>>>>>

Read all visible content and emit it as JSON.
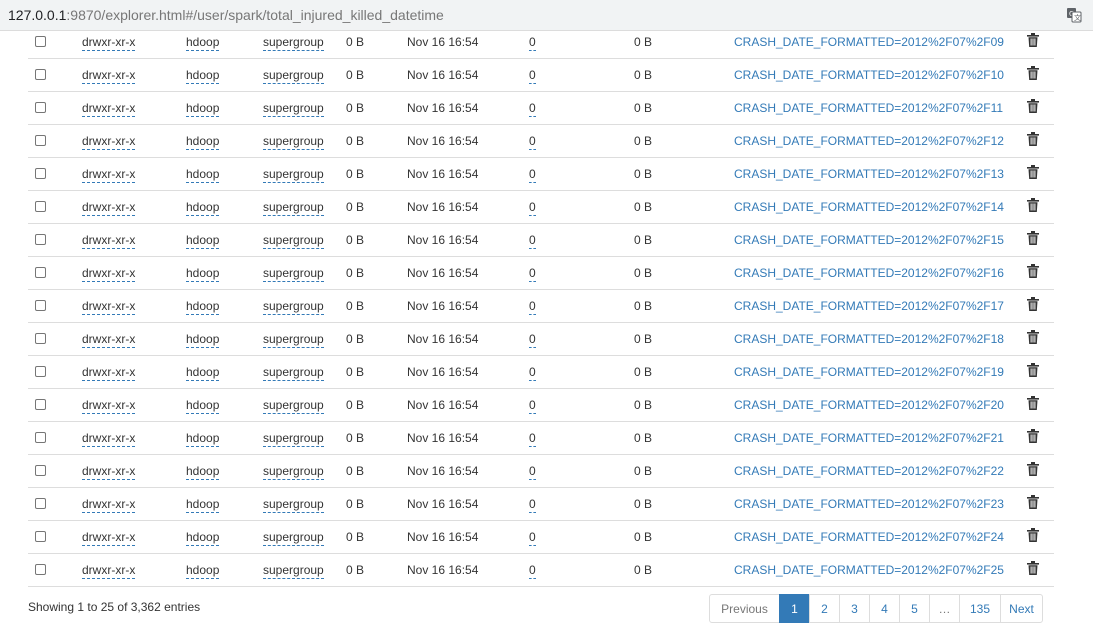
{
  "browser": {
    "url_host": "127.0.0.1",
    "url_rest": ":9870/explorer.html#/user/spark/total_injured_killed_datetime",
    "translate_icon": "translate-icon"
  },
  "table": {
    "rows": [
      {
        "permission": "drwxr-xr-x",
        "owner": "hdoop",
        "group": "supergroup",
        "size": "0 B",
        "last_modified": "Nov 16 16:54",
        "replication": "0",
        "block_size": "0 B",
        "name": "CRASH_DATE_FORMATTED=2012%2F07%2F09"
      },
      {
        "permission": "drwxr-xr-x",
        "owner": "hdoop",
        "group": "supergroup",
        "size": "0 B",
        "last_modified": "Nov 16 16:54",
        "replication": "0",
        "block_size": "0 B",
        "name": "CRASH_DATE_FORMATTED=2012%2F07%2F10"
      },
      {
        "permission": "drwxr-xr-x",
        "owner": "hdoop",
        "group": "supergroup",
        "size": "0 B",
        "last_modified": "Nov 16 16:54",
        "replication": "0",
        "block_size": "0 B",
        "name": "CRASH_DATE_FORMATTED=2012%2F07%2F11"
      },
      {
        "permission": "drwxr-xr-x",
        "owner": "hdoop",
        "group": "supergroup",
        "size": "0 B",
        "last_modified": "Nov 16 16:54",
        "replication": "0",
        "block_size": "0 B",
        "name": "CRASH_DATE_FORMATTED=2012%2F07%2F12"
      },
      {
        "permission": "drwxr-xr-x",
        "owner": "hdoop",
        "group": "supergroup",
        "size": "0 B",
        "last_modified": "Nov 16 16:54",
        "replication": "0",
        "block_size": "0 B",
        "name": "CRASH_DATE_FORMATTED=2012%2F07%2F13"
      },
      {
        "permission": "drwxr-xr-x",
        "owner": "hdoop",
        "group": "supergroup",
        "size": "0 B",
        "last_modified": "Nov 16 16:54",
        "replication": "0",
        "block_size": "0 B",
        "name": "CRASH_DATE_FORMATTED=2012%2F07%2F14"
      },
      {
        "permission": "drwxr-xr-x",
        "owner": "hdoop",
        "group": "supergroup",
        "size": "0 B",
        "last_modified": "Nov 16 16:54",
        "replication": "0",
        "block_size": "0 B",
        "name": "CRASH_DATE_FORMATTED=2012%2F07%2F15"
      },
      {
        "permission": "drwxr-xr-x",
        "owner": "hdoop",
        "group": "supergroup",
        "size": "0 B",
        "last_modified": "Nov 16 16:54",
        "replication": "0",
        "block_size": "0 B",
        "name": "CRASH_DATE_FORMATTED=2012%2F07%2F16"
      },
      {
        "permission": "drwxr-xr-x",
        "owner": "hdoop",
        "group": "supergroup",
        "size": "0 B",
        "last_modified": "Nov 16 16:54",
        "replication": "0",
        "block_size": "0 B",
        "name": "CRASH_DATE_FORMATTED=2012%2F07%2F17"
      },
      {
        "permission": "drwxr-xr-x",
        "owner": "hdoop",
        "group": "supergroup",
        "size": "0 B",
        "last_modified": "Nov 16 16:54",
        "replication": "0",
        "block_size": "0 B",
        "name": "CRASH_DATE_FORMATTED=2012%2F07%2F18"
      },
      {
        "permission": "drwxr-xr-x",
        "owner": "hdoop",
        "group": "supergroup",
        "size": "0 B",
        "last_modified": "Nov 16 16:54",
        "replication": "0",
        "block_size": "0 B",
        "name": "CRASH_DATE_FORMATTED=2012%2F07%2F19"
      },
      {
        "permission": "drwxr-xr-x",
        "owner": "hdoop",
        "group": "supergroup",
        "size": "0 B",
        "last_modified": "Nov 16 16:54",
        "replication": "0",
        "block_size": "0 B",
        "name": "CRASH_DATE_FORMATTED=2012%2F07%2F20"
      },
      {
        "permission": "drwxr-xr-x",
        "owner": "hdoop",
        "group": "supergroup",
        "size": "0 B",
        "last_modified": "Nov 16 16:54",
        "replication": "0",
        "block_size": "0 B",
        "name": "CRASH_DATE_FORMATTED=2012%2F07%2F21"
      },
      {
        "permission": "drwxr-xr-x",
        "owner": "hdoop",
        "group": "supergroup",
        "size": "0 B",
        "last_modified": "Nov 16 16:54",
        "replication": "0",
        "block_size": "0 B",
        "name": "CRASH_DATE_FORMATTED=2012%2F07%2F22"
      },
      {
        "permission": "drwxr-xr-x",
        "owner": "hdoop",
        "group": "supergroup",
        "size": "0 B",
        "last_modified": "Nov 16 16:54",
        "replication": "0",
        "block_size": "0 B",
        "name": "CRASH_DATE_FORMATTED=2012%2F07%2F23"
      },
      {
        "permission": "drwxr-xr-x",
        "owner": "hdoop",
        "group": "supergroup",
        "size": "0 B",
        "last_modified": "Nov 16 16:54",
        "replication": "0",
        "block_size": "0 B",
        "name": "CRASH_DATE_FORMATTED=2012%2F07%2F24"
      },
      {
        "permission": "drwxr-xr-x",
        "owner": "hdoop",
        "group": "supergroup",
        "size": "0 B",
        "last_modified": "Nov 16 16:54",
        "replication": "0",
        "block_size": "0 B",
        "name": "CRASH_DATE_FORMATTED=2012%2F07%2F25"
      }
    ]
  },
  "footer": {
    "info": "Showing 1 to 25 of 3,362 entries"
  },
  "pagination": {
    "items": [
      {
        "label": "Previous",
        "state": "disabled"
      },
      {
        "label": "1",
        "state": "active"
      },
      {
        "label": "2",
        "state": "normal"
      },
      {
        "label": "3",
        "state": "normal"
      },
      {
        "label": "4",
        "state": "normal"
      },
      {
        "label": "5",
        "state": "normal"
      },
      {
        "label": "…",
        "state": "disabled"
      },
      {
        "label": "135",
        "state": "normal"
      },
      {
        "label": "Next",
        "state": "normal"
      }
    ]
  },
  "colors": {
    "link": "#337ab7",
    "active_page": "#337ab7",
    "row_border": "#dddddd"
  }
}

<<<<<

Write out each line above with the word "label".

◆ Answer space
        "label": "Previous",
        "label": "1",
        "label": "2",
        "label": "3",
        "label": "4",
        "label": "5",
        "label": "…",
        "label": "135",
        "label": "Next",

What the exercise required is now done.